    Perhaps more than any other company, Google has reason to both love and hate chatbots.

    According to the New York Times, it recently has declared a “code red” because of Generative AI’s potential to undermine its $162 billion business of showing ads in searches.

    On the other hand, Google’s cloud computing business could be a big winner.

    At this point, mega-cap “tech companies” including Google, Microsoft and Amazon are in a race to provide businesses with the software and substantial computing power behind A.I. chatbots.

    The cloud computing providers have gone “all in” on A.I. over the last few months.

    They now realize that in a few years, most tech spending will be on A.I., so it is important for them to make big bets.

    And, Fifth, despite the hoopla surrounding the disruptive impact of generative A.I, roughly 75% of the payoff will come from analytic A.I.

    While applications in cyber-security and robotics are especially attention-getting, the real game-changers involve areas where human capabilities have increasingly picked all of the low-hanging fruit.

    Genomics, drug discovery, medical diagnostics, nanotechnology, brain science, materials engineering, chemical synthesis, and chip design are all moving beyond the point at which the unaided human mind can make rapid progress.

    Over the next two decades, entirely new technologies and industries made possible by AI-enabled science will improve our quality of life more than it’s been improved over the past century.

    Resource List
    1. Faster, Please! September 15, 2023. JAMES PETHOKOUKIS. How Will AI Help Us, Exactly?

    2. National Bureau of Economic Research. April 2023. Erik Brynjolfsson, Danielle Li, and Lindsey R. Raymond. Generative AI at Work. https://www.nber.org/papers/w31161

    3. The Economist. September 13, 2023. Economist. How scientists are using artificial intelligence.
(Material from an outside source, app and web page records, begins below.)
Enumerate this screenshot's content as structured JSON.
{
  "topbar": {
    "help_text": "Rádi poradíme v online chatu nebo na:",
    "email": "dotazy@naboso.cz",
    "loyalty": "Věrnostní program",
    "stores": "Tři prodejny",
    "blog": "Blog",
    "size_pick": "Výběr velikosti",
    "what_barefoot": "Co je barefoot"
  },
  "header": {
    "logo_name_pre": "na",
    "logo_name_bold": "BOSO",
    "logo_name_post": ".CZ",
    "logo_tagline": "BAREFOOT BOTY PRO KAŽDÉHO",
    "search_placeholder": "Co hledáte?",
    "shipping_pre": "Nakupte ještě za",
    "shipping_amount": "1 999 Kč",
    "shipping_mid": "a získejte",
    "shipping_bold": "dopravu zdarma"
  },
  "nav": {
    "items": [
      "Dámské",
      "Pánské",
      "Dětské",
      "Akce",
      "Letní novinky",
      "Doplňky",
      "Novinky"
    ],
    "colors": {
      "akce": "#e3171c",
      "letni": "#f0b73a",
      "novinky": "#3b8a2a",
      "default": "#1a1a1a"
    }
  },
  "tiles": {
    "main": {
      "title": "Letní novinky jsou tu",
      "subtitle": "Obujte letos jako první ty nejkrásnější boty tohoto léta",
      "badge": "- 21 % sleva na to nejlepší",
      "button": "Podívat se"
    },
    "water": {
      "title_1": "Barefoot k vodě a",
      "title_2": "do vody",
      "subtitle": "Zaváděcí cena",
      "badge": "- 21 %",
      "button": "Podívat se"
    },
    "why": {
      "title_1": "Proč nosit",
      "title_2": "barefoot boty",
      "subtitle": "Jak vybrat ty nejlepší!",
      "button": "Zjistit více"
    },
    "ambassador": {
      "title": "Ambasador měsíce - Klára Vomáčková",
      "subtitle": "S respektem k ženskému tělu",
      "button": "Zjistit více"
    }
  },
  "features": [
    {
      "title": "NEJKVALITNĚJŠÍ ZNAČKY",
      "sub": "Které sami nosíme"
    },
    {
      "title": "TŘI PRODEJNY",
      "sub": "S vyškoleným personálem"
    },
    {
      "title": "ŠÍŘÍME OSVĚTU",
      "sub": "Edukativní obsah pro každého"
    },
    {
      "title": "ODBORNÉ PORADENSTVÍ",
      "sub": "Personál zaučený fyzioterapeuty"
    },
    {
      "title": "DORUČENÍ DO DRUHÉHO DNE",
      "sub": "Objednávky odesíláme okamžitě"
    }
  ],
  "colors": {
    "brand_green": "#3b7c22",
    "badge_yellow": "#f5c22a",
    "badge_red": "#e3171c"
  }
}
    4. Harvard Business Review. June 06, 2023. Kathy Baxter and Yoav Schlesinger. Managing the Risks of Generative AI. https://hbr.org/2023/06/managing-the-risks-of-generative-ai

    5. CNN. March 29, 2023. Michelle Toh. 300 million jobs could be affected by latest wave of AI, says Goldman Sachs. https://www.cnn.com/2023/03/29/tech/chatgpt-ai-automation-jobs-impact-intlhnk/index.html

    6. Stanford HAI. 2023. Jack Clark, Ray Perrault, et. al. AI-Index-Report.

    7. Faster, Please! September 15, 2023. JAMES PETHOKOUKIS. Can AI prevent a US recession?

    8. MIT Technology Review. June 10, 2021. Erik Brynjolfsson & Georgios Petropoulos. The coming productivity boom: AI and other digital technologies have been surprisingly slow to improve economic growth. But that could be about to change.

    9. The New York Times. August 29, 2023. Steve Lohr. The A.I. Revolution Is Coming. But Not as Fast as Some People Think. https://www.nytimes.com/2023/08/29/technology/ai-revolution-time.html

    10. Goldman Sachs. March 27, 2023. Joseph Briggs & Davesh Konani. The Potentially Large Effects of Artificial Intelligence on Economic Growth.

    11. McKinsey & Company. June 7, 2023. Michael Chui and Lareina Yee. Generative AI could increase corporate profits by $4.4 trillion a year, according to new. research

    12. The New York Times. June 13, 2023. Andrew Ross Sorkin, Ravi Mattu, Bernhard Warner, Sarah Kessler, Michael J. de la Merced, Lauren Hirsch and Ephrat Livni. Accenture Makes a $3 Billion Bet on A.I. 

    13. The New York Times. March 8, 2023. Tripp Mickle, Cade Metz and Nico Grant. The Chatbots Are Here, and the Internet Industry Is in a Tizzy.

    14. Bloomberg Intelligence. June 01, 2023. Bloomberg Intelligence. Generative AI to Become a $1.3 Trillion Market by 2032, Research Finds.

    15. Pitchbook. August 24, 2023. Marina Temkin. Investors bet on generative AI to revolutionize drug discovery. 

    16. Bloomberg. September 1, 2023. Priya Anand. Paging Dr. GPT? Tech Investors Bet AI Finally Poised to Transform Health Care.

    17. THE WALL STREET JOURNAL. Sept. 4, 2023. Sam Schechner and Deepa Seetharaman. How Worried Should We Be About AI’s Threat to Humanity? Even Tech Leaders Can’t Agree.

    18. Trends. August 8, 2023. Trends Editors. Cashing in on America’s Demographic Windfall.

    19. Trends. July 4, 2023. Trends Editors. An AI-driven Productivity Boom is Coming.

    20. Trends. May 4, 2023. Trends Editors. Trends Users Unlock Their Full Potential.